____ DATA SECTION

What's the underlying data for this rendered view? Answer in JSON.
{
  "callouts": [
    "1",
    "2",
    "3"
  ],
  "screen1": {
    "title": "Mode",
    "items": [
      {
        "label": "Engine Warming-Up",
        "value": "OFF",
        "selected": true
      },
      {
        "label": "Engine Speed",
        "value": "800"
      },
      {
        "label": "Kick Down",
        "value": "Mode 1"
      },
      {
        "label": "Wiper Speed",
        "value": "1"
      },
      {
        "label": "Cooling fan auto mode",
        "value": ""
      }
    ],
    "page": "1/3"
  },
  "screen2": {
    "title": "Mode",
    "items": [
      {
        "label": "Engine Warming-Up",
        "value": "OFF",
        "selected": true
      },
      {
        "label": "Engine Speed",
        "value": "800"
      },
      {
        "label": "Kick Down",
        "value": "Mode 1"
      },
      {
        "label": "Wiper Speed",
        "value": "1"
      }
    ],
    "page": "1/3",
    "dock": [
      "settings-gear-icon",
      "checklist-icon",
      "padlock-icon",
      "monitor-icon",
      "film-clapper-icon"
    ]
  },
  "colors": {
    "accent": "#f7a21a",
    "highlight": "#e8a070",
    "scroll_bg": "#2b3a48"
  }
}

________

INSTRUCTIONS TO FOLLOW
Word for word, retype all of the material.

SOLUTION
What's the underlying data for this rendered view? Answer in JSON.
{
  "callouts": [
    "1",
    "2",
    "3"
  ],
  "screen1": {
    "title": "Mode",
    "items": [
      {
        "label": "Engine Warming-Up",
        "value": "OFF",
        "selected": true
      },
      {
        "label": "Engine Speed",
        "value": "800"
      },
      {
        "label": "Kick Down",
        "value": "Mode 1"
      },
      {
        "label": "Wiper Speed",
        "value": "1"
      },
      {
        "label": "Cooling fan auto mode",
        "value": ""
      }
    ],
    "page": "1/3"
  },
  "screen2": {
    "title": "Mode",
    "items": [
      {
        "label": "Engine Warming-Up",
        "value": "OFF",
        "selected": true
      },
      {
        "label": "Engine Speed",
        "value": "800"
      },
      {
        "label": "Kick Down",
        "value": "Mode 1"
      },
      {
        "label": "Wiper Speed",
        "value": "1"
      }
    ],
    "page": "1/3",
    "dock": [
      "settings-gear-icon",
      "checklist-icon",
      "padlock-icon",
      "monitor-icon",
      "film-clapper-icon"
    ]
  },
  "colors": {
    "accent": "#f7a21a",
    "highlight": "#e8a070",
    "scroll_bg": "#2b3a48"
  }
}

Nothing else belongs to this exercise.